I’m tired of paying way too much money to fight drugs.  Some estimates say we have now spent more fighting drugs than we spent fighting Viet Nam.  But it’s not just the taxes; fighting drugs costs a lot of money that we can’t really notice.  How much extra is my home owner’s policy because I have to insure against someone crawling in my window to steal my TV so he can buy drugs?  How much extra is my car insurance?  How much extra cost is built into the price of everything I buy to cover some part of a policy that cannot conceivably work?

And forever more, why are we making criminals rich?  Illegal drugs are expensive drugs.  This is why we hear of cocaine cartels and marijuana cartels but no one has ever read a story about French wine cartels.  This is why my son can buy a Cuban cigar and I can’t find a decent bottle of Beaujolais. 

Remember Al Capone?  He got rich because we made alcohol illegal.  As he often said, “I am just a businessman, giving people what they want.” 

Making drugs illegal does not make them disappear, if we can’t keep drugs out of federal prisons, how could we keep them out of Los Angeles?  If drugs have to be in our society, do we really want criminals to profit from them?  Does our government have some secret economic stimulus program for gangs?

Let’s ignore all of this.  Let’s ignore that the government doesn’t have any business telling us what we should do with our own bodies.   Let’s ignore that there are more drugs around today than before we started this silly policy.  Let’s ignore that we jail so many of our own citizens that China has lectured us about civil rights in the United Nations.  Let’s ignore rich criminals and an ever larger police force.  I’ll give you another reason to think about changing the rules of this war; Mexico is losing its war on drugs and my friends are dying.

If we have problems with the present government in Mexico, think what it will be like when the drug cartels take over in Mexico.


  1. OK, so I got caught up with your blog.

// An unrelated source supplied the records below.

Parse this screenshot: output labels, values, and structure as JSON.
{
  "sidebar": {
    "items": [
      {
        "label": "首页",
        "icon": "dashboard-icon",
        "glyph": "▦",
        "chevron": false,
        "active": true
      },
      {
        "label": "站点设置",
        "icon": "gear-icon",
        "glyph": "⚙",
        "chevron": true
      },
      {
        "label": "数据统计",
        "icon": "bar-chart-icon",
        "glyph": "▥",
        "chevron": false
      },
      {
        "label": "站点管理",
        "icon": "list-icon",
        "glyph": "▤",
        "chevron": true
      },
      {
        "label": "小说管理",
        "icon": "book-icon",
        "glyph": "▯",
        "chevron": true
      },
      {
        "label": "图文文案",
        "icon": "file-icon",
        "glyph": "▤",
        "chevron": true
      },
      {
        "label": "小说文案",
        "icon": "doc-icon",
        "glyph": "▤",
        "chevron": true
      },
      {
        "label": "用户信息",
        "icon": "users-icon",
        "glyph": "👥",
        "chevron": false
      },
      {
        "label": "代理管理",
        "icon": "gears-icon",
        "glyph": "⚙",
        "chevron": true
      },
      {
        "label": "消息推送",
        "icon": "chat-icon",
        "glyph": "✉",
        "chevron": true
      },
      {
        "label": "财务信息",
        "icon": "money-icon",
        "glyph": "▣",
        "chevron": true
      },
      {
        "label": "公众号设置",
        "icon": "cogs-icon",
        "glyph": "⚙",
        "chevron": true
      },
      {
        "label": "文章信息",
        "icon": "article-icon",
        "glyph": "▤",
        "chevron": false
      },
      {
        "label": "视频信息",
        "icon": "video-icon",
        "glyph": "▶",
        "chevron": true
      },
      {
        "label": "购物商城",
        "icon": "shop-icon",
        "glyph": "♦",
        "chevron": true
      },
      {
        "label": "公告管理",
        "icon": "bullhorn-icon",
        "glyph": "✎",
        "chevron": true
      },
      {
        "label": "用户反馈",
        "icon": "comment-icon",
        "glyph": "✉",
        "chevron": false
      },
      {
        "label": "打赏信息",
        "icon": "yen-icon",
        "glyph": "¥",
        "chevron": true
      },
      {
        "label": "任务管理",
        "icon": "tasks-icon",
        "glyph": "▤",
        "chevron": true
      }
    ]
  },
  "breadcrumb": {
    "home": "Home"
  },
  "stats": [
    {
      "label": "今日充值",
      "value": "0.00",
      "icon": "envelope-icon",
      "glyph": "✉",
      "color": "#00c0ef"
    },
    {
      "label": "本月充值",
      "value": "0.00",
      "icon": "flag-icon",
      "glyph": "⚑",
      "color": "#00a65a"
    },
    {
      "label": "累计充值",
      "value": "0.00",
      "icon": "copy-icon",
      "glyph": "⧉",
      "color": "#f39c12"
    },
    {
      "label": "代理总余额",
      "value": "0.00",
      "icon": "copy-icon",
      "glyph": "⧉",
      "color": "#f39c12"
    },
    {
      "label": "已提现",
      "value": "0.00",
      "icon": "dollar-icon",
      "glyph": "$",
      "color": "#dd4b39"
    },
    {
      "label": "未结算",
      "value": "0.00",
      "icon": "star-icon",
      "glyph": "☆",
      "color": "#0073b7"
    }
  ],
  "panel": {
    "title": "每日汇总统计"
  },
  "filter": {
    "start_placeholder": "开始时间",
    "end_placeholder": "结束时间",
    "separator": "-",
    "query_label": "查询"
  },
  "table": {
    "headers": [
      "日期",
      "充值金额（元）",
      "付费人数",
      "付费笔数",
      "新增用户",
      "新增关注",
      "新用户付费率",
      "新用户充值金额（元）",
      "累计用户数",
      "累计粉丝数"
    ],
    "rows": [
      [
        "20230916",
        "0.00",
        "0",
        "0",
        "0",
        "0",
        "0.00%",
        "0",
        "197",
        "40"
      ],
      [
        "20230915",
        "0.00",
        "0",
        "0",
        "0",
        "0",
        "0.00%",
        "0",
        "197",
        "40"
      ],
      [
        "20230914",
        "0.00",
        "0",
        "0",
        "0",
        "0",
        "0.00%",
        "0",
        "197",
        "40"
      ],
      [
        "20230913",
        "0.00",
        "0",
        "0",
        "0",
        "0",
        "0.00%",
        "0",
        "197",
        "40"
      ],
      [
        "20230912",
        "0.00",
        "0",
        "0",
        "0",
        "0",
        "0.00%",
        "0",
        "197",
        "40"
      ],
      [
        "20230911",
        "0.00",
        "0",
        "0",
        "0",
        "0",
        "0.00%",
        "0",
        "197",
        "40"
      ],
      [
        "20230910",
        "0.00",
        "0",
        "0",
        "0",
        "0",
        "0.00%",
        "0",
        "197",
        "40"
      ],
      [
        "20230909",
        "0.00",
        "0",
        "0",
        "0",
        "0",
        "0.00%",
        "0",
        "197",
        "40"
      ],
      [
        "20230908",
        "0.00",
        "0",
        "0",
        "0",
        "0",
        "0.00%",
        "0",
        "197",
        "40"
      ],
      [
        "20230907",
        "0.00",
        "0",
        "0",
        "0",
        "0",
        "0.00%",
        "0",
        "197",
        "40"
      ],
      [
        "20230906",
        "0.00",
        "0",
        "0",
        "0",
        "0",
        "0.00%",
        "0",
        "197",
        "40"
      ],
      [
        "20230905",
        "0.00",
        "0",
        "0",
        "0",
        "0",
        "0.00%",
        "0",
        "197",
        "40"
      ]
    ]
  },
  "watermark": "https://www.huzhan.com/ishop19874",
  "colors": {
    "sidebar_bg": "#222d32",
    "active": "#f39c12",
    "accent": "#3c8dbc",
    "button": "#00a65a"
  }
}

I'm glad I did, because I really like this most recent one. Better living through chemistry.--Ken

  2. I think that we should make drugs legal, then tax the hell out of them.

  3. They did that in Washington and Colorado. Pot legalization has increased the trade in black market hash oil, more fires and explosion from home labs blowing up and illegal growers avoiding taxes that were supposed to give the state treasuries such a boost. Colorado just spent 4 million bucks on a campaign against stoned driving because of the increase in the cost of testing stoned drivers (there's no breathalyzer for cannabis). And the local competition has reduced the profit margin for Mexican pot. Did the Mexican pot farmers stop growing pot. Yes it did. Now, apparently, Mexican Farmers are switching from pot to opium poppies - heroin being more compact and they can make it cheaper than importing from Afghanistan. So, "Hooray!" We've made heroin less expensive and taking care of addicts more costly. Doing away with drug laws doesn't make the drug trade go away. It simply becomes more horrific and the human toll more ghastly.

    About the only thing you can do to take down the cartels is send in Seal Teams, Delta Force, Rangers, snipers and Marines and follow up with some major foreign aid to help Mexican farmers find a new cash crop. So long as there are evil people allowed to operate freely, we're going to be losing your friends right and left, Mark. Take away the drug trade and the cartels are simply going to find another high profit trade, like smuggling Al Quaeda operatives over the border or something fun like that.